----- Extracted data

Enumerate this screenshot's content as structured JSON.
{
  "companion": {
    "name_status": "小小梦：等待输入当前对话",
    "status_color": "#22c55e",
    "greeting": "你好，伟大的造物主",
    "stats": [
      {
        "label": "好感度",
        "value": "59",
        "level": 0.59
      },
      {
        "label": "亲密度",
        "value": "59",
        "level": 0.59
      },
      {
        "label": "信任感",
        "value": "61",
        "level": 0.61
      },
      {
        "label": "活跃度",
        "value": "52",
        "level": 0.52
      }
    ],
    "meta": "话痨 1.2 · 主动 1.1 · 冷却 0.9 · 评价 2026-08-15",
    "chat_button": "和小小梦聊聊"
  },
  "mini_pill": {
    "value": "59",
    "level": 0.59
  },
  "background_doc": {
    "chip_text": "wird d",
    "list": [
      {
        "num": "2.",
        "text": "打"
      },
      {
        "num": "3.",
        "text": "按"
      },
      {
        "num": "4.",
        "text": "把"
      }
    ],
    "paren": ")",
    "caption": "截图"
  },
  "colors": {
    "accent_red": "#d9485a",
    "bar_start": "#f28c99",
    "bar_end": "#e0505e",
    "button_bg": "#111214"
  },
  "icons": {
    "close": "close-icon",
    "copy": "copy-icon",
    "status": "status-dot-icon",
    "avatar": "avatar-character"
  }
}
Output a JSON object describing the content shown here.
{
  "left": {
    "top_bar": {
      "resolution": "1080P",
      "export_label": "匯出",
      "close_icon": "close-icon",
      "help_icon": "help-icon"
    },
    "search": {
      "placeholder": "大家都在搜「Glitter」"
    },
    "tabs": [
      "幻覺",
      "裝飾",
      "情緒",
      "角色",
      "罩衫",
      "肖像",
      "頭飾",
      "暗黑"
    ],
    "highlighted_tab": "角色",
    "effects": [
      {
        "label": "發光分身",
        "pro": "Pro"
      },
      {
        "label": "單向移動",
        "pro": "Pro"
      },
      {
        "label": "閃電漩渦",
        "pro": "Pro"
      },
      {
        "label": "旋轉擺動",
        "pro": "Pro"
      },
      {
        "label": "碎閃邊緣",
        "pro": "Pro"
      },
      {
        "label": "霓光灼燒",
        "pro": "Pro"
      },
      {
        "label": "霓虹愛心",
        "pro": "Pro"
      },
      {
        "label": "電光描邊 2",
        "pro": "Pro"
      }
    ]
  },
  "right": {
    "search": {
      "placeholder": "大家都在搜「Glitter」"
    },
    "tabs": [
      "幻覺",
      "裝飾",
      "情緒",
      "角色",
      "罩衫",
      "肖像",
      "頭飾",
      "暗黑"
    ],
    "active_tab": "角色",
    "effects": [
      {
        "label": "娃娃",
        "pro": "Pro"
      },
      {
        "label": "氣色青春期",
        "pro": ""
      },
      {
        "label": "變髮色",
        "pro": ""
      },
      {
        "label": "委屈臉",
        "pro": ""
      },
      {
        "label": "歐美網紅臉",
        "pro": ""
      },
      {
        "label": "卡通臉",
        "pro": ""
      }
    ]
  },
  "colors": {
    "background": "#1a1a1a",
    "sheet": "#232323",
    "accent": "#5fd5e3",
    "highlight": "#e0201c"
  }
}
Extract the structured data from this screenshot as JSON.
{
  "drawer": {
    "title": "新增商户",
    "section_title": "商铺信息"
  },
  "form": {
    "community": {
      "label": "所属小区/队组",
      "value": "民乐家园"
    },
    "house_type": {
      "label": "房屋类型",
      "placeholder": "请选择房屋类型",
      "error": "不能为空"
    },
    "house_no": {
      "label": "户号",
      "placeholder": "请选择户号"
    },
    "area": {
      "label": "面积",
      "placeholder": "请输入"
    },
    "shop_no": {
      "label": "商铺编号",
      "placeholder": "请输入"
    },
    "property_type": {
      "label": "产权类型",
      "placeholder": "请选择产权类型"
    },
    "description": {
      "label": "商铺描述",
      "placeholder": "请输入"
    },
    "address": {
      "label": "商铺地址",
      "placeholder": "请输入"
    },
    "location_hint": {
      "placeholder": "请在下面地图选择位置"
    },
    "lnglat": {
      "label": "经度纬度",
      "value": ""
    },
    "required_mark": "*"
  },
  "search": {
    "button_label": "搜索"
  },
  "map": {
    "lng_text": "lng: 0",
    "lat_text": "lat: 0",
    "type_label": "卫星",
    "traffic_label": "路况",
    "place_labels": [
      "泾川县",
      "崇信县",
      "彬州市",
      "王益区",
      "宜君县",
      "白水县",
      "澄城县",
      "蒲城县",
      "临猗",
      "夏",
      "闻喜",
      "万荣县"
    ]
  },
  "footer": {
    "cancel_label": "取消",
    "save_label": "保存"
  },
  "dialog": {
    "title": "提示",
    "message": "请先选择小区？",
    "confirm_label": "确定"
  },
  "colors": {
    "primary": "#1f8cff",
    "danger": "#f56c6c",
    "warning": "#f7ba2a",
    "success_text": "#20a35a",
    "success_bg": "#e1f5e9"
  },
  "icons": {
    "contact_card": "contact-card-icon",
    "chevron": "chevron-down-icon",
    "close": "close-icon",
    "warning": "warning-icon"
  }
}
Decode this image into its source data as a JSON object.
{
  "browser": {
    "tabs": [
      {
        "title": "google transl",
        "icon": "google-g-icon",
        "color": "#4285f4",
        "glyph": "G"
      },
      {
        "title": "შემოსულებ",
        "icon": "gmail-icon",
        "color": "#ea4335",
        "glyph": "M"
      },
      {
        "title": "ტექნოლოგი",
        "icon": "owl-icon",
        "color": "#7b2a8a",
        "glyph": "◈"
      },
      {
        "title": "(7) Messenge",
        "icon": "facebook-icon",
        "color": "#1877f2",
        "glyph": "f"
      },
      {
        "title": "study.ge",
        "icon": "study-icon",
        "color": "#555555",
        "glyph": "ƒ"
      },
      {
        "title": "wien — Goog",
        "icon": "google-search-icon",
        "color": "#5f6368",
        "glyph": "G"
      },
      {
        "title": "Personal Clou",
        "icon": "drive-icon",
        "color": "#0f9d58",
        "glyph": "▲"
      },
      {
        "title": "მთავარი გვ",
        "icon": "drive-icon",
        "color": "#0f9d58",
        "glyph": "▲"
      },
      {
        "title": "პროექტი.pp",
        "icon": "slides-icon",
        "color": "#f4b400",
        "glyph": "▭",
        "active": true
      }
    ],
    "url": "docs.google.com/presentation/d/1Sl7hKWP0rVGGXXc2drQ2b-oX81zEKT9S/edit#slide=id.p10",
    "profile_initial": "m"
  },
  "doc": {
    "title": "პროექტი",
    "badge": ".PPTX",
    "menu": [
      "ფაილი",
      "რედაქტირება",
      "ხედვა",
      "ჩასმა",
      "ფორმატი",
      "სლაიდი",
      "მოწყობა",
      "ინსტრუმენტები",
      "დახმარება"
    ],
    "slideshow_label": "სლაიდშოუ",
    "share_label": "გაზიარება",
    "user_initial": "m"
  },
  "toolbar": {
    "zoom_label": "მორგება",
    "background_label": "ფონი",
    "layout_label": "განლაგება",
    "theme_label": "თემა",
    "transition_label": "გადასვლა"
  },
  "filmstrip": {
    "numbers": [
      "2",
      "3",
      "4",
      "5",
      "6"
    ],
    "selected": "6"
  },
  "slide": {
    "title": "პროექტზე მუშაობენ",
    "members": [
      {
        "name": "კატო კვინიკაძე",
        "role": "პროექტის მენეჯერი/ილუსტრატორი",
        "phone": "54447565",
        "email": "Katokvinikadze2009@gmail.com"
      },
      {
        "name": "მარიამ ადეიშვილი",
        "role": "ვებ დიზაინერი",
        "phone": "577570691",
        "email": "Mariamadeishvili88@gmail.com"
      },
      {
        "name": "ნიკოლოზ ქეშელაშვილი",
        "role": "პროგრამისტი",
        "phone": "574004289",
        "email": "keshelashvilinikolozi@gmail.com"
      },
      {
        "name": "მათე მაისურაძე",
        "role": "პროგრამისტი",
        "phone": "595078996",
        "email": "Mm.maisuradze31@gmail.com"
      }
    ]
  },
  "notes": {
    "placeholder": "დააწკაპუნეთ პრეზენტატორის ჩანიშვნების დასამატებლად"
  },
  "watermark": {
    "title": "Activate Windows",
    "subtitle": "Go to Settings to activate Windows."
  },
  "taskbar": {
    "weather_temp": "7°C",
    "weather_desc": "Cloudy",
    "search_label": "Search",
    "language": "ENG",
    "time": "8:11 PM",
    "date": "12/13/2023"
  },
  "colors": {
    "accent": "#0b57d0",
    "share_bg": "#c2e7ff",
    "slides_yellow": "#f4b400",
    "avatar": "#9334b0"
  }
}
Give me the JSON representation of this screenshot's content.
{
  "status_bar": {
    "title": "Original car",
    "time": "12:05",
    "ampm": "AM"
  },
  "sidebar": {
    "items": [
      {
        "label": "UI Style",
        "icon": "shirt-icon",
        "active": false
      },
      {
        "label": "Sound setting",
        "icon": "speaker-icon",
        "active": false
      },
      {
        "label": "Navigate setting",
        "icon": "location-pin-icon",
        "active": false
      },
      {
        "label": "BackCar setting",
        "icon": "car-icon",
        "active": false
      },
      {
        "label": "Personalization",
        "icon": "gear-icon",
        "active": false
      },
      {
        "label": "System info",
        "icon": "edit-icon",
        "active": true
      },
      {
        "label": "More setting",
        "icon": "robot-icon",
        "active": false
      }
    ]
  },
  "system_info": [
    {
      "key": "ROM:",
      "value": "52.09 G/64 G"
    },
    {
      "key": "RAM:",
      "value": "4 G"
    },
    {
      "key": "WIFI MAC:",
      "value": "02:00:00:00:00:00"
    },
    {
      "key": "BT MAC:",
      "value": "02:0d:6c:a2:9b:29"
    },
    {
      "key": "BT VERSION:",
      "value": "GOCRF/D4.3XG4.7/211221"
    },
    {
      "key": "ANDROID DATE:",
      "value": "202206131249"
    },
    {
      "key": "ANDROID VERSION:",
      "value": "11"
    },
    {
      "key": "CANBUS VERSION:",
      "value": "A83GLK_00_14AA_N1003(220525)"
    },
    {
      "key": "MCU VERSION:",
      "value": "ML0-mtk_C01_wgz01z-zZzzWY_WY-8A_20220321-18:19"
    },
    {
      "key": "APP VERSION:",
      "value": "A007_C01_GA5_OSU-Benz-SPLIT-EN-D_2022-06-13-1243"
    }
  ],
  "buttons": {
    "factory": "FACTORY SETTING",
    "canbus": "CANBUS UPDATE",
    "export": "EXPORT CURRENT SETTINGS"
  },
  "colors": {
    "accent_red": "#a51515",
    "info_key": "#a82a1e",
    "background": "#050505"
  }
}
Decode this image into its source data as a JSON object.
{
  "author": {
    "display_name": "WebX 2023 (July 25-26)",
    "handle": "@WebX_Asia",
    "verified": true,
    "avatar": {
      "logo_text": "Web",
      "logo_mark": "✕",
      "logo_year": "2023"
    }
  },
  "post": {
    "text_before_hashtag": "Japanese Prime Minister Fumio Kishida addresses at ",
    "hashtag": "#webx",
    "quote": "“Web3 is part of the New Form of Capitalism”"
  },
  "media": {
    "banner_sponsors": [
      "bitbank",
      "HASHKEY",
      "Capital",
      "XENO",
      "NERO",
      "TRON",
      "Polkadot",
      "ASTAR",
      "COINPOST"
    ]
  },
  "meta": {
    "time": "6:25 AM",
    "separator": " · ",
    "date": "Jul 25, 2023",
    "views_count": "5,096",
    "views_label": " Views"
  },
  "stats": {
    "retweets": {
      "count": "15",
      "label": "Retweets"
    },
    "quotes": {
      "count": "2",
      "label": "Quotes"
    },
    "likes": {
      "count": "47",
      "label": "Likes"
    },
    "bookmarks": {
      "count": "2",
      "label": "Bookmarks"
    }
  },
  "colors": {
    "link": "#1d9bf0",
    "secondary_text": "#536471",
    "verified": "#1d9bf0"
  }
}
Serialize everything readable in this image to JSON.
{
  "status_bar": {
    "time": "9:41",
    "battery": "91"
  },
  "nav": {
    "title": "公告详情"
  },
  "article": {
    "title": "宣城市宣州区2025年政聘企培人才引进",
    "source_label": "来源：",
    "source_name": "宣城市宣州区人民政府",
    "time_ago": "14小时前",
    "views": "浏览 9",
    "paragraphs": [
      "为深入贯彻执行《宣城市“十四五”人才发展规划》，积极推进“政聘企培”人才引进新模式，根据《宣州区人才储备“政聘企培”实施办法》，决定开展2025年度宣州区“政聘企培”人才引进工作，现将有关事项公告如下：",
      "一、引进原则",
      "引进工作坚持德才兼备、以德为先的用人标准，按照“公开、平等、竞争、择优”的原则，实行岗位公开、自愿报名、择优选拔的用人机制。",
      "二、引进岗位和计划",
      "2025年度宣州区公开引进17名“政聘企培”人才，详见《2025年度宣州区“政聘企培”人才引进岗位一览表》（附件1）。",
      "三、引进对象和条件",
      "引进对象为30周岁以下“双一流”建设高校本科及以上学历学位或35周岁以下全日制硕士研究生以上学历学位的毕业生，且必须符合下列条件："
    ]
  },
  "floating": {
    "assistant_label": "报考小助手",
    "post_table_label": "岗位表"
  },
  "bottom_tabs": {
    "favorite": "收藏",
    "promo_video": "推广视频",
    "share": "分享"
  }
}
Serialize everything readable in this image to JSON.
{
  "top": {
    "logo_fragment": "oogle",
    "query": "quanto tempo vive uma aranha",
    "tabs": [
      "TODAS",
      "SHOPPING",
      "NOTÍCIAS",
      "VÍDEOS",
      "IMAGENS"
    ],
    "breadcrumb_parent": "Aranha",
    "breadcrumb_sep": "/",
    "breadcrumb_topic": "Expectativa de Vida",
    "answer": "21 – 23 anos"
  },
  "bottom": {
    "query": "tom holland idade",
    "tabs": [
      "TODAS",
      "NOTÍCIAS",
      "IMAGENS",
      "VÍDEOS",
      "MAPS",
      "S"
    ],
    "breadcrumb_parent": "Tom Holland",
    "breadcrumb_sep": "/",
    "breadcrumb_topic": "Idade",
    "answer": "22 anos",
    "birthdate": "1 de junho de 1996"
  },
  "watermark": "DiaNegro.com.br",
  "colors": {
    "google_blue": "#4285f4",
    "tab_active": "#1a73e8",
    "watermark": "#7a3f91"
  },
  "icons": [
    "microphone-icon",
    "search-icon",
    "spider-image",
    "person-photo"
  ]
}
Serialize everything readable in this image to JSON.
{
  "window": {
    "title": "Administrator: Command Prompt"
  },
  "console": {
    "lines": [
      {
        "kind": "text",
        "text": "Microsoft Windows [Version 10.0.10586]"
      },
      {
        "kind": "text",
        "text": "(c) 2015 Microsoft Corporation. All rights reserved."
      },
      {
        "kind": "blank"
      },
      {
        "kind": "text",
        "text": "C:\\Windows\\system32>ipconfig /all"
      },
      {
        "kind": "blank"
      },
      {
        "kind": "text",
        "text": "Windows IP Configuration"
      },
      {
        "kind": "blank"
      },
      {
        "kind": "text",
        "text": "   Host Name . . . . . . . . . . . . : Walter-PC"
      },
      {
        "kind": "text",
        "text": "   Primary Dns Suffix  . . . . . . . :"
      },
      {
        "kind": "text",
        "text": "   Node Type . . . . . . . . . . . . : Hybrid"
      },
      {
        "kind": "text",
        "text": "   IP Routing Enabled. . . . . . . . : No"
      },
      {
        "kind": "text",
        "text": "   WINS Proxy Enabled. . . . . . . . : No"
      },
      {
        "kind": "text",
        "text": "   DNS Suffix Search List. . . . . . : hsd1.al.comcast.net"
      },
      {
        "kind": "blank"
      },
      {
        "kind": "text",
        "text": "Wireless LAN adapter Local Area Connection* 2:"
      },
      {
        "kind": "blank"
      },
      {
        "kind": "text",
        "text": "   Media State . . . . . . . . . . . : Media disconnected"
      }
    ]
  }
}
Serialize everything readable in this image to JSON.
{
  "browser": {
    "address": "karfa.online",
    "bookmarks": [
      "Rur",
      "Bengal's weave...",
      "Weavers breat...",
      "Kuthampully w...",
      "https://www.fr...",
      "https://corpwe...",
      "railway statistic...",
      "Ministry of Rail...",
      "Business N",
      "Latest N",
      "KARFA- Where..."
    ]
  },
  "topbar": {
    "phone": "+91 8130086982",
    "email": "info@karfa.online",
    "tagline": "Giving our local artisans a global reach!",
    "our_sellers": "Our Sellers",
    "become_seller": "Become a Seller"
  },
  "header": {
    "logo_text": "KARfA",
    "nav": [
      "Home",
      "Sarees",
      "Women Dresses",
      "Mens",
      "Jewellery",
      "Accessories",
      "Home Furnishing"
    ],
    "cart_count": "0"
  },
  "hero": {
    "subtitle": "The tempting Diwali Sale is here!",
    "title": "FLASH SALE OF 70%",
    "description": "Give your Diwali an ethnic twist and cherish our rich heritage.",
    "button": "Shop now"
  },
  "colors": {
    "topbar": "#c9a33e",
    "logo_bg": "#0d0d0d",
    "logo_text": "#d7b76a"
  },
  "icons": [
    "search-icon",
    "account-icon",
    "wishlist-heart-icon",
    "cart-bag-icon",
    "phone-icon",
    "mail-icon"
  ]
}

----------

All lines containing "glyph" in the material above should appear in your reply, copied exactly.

◆ Reply
        "glyph": "G"
        "glyph": "M"
        "glyph": "◈"
        "glyph": "f"
        "glyph": "ƒ"
        "glyph": "G"
        "glyph": "▲"
        "glyph": "▲"
        "glyph": "▭",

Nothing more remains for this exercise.